◆ **How to complete this task**
Below are some entries. Count the lines where "JSON" appears and state only that number.

◆ **Provided records**
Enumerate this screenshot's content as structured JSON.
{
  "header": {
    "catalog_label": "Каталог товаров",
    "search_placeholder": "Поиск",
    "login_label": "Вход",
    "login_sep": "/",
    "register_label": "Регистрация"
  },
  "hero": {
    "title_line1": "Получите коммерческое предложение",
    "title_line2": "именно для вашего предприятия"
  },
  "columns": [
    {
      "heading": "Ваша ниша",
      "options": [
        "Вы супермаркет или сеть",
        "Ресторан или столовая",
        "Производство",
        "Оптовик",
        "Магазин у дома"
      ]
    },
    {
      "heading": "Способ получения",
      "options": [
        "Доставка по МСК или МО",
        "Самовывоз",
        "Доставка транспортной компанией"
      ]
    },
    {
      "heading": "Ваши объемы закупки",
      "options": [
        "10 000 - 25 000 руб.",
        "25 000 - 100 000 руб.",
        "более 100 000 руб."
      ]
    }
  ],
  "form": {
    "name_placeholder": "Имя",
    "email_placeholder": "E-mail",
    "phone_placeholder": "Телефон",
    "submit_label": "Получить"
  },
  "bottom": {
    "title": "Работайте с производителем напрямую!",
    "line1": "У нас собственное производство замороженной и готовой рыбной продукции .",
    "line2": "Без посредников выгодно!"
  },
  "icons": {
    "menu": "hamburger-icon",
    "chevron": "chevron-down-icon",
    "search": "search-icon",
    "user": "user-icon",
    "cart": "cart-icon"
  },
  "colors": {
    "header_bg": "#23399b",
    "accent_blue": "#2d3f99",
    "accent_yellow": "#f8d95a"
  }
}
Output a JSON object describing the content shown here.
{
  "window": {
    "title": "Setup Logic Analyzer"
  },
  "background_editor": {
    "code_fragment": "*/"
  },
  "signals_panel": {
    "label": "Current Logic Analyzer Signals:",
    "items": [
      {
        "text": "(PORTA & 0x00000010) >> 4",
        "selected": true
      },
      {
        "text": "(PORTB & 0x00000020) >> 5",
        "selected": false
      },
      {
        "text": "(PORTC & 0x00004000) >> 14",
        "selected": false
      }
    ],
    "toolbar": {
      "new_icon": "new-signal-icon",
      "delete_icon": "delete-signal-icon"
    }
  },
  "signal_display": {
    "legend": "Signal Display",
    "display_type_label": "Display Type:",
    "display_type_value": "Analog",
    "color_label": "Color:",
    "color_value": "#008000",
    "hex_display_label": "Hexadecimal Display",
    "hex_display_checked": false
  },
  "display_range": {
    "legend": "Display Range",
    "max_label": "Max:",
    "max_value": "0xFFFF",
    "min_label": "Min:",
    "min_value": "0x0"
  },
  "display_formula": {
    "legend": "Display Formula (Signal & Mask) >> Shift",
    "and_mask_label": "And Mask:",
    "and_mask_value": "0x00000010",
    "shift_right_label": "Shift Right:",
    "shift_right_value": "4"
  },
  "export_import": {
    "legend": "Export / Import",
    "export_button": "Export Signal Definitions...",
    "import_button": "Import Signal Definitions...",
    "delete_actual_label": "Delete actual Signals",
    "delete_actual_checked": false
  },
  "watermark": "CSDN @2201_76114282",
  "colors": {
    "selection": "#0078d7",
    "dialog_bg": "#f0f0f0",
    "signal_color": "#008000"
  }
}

◆ **The answer**
2